### TASK TO CARRY OUT
Give the count of lines in the records below that contain "letters", with no other words.

THE RECORDS below:

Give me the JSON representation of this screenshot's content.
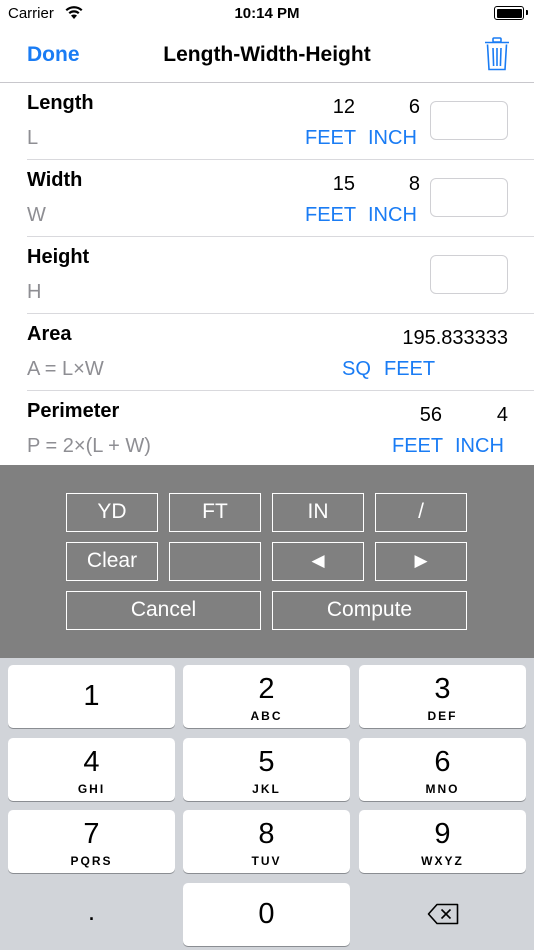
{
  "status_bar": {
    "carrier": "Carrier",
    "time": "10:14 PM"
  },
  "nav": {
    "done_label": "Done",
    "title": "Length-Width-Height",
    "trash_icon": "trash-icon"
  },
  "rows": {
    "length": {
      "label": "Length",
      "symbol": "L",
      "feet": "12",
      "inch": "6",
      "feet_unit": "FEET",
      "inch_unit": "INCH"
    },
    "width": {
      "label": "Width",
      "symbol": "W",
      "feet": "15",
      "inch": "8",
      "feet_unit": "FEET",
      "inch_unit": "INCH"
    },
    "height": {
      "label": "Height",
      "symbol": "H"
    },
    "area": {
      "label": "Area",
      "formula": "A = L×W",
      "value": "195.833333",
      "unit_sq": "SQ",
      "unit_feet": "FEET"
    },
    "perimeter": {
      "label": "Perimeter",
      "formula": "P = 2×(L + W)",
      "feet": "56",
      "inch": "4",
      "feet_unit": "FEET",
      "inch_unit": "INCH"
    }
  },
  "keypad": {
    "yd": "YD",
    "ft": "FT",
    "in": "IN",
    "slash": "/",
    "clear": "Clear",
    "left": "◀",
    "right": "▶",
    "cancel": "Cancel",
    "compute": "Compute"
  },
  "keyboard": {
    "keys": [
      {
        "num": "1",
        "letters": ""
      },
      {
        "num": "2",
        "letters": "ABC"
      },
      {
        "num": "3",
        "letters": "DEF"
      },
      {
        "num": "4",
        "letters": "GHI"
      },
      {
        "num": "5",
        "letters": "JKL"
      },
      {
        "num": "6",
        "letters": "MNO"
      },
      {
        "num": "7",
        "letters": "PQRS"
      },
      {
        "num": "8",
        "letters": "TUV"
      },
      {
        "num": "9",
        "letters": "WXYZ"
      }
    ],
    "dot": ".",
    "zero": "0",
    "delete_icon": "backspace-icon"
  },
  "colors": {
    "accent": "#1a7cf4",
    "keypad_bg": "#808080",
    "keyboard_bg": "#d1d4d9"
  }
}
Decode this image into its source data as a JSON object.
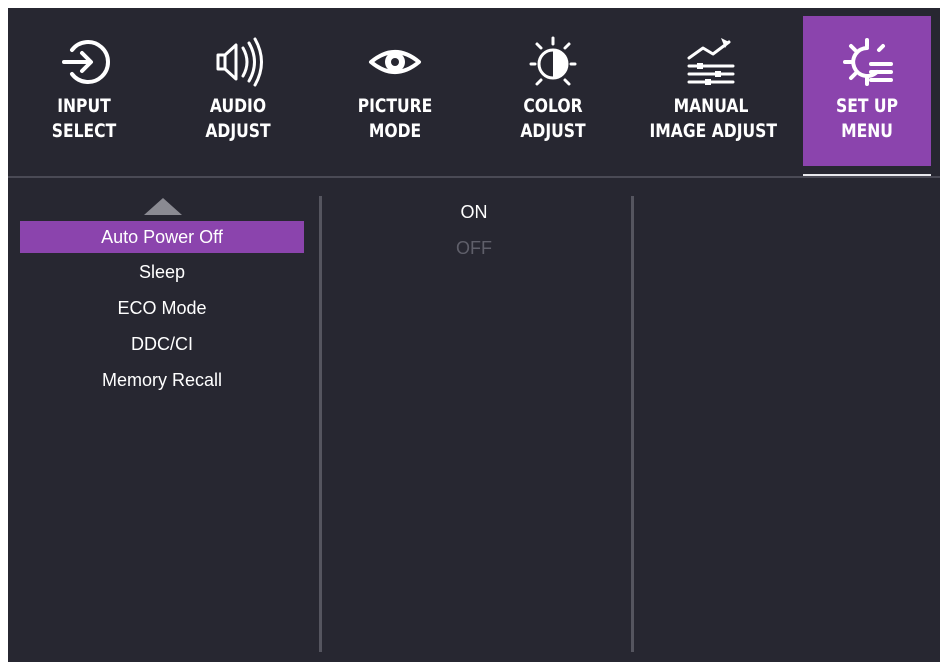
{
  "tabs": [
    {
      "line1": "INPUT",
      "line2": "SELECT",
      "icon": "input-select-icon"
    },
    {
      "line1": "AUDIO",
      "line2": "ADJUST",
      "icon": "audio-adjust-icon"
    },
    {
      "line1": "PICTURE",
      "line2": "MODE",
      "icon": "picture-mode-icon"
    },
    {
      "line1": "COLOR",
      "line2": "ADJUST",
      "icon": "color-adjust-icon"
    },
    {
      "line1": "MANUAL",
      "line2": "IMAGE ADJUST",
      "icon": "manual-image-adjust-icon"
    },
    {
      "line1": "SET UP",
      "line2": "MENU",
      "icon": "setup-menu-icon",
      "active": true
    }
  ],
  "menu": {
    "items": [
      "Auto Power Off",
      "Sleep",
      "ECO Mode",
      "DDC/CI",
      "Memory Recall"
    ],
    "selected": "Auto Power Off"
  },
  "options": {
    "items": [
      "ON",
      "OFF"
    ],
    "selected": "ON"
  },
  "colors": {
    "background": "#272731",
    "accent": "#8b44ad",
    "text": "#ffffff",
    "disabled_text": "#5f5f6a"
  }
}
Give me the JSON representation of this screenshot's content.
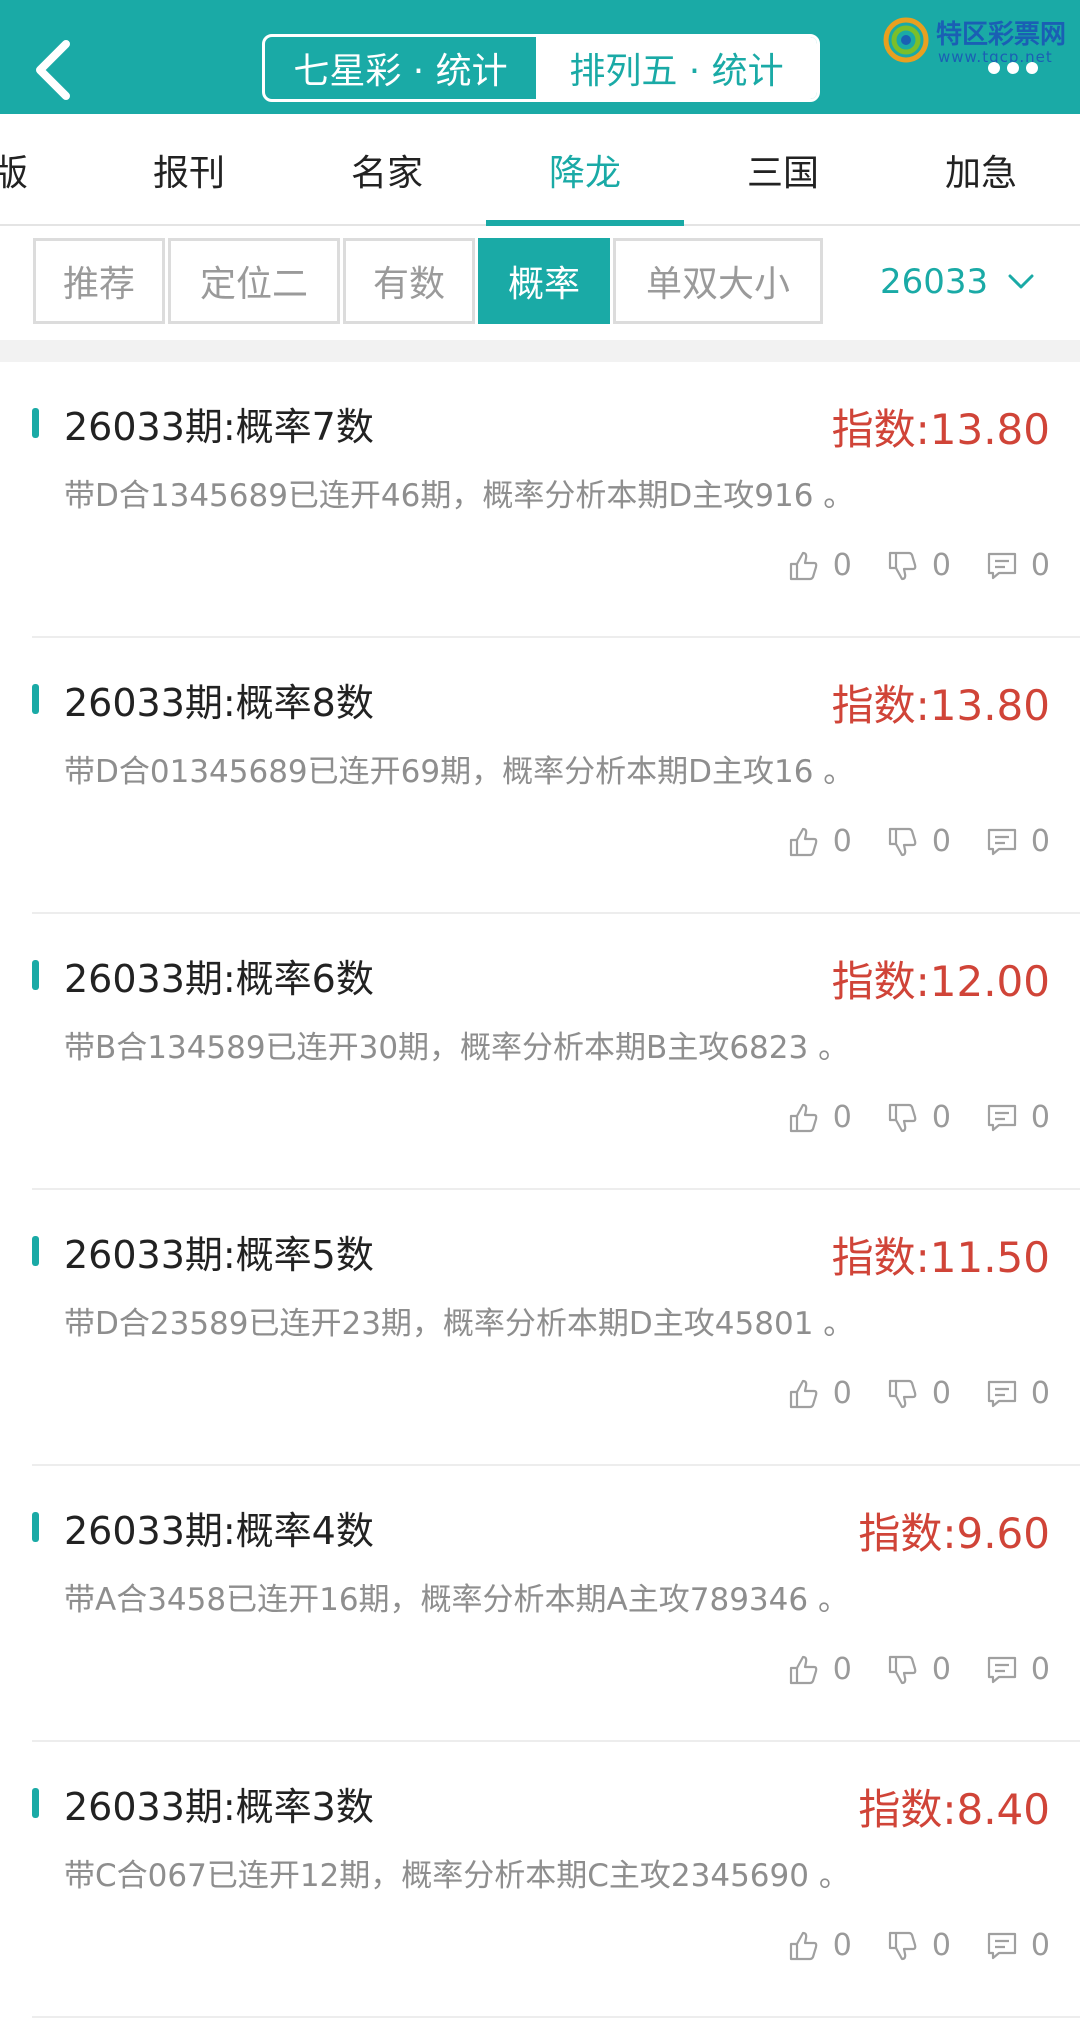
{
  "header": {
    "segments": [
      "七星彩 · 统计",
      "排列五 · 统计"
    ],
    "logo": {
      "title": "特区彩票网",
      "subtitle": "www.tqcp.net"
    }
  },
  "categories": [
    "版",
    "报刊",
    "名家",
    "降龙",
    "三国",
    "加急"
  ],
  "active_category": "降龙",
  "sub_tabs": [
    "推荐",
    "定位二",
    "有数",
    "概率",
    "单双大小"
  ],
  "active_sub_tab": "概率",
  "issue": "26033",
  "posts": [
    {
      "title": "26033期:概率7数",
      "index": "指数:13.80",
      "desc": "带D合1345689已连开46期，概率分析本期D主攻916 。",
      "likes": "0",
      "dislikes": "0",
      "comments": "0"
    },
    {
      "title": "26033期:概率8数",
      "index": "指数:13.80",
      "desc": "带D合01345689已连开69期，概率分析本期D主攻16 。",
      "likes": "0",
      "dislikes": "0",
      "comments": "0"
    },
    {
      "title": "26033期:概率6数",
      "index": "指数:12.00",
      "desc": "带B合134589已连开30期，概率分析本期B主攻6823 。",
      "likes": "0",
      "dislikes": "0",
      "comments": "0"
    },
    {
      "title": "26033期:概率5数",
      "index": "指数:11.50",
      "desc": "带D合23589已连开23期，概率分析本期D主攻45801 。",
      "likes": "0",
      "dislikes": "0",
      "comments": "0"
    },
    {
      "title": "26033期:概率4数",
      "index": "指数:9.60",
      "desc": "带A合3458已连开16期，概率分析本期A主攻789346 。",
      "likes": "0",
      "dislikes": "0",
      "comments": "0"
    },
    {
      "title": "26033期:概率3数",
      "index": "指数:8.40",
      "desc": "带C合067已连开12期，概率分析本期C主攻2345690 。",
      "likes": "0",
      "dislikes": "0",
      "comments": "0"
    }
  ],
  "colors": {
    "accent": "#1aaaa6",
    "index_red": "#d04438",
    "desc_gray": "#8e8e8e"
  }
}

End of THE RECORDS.
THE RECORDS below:

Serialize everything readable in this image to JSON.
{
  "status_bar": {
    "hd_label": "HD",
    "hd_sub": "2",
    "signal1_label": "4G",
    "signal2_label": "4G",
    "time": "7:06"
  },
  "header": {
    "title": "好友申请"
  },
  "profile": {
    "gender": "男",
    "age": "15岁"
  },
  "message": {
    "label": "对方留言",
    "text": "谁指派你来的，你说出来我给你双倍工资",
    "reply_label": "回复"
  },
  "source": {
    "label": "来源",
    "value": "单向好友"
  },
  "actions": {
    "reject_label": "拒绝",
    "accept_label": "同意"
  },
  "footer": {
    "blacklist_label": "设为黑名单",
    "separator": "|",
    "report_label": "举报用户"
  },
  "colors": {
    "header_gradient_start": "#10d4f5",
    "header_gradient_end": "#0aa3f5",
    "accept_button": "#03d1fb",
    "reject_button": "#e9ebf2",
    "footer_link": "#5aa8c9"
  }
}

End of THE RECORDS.

### EXPECTED OUTPUT
9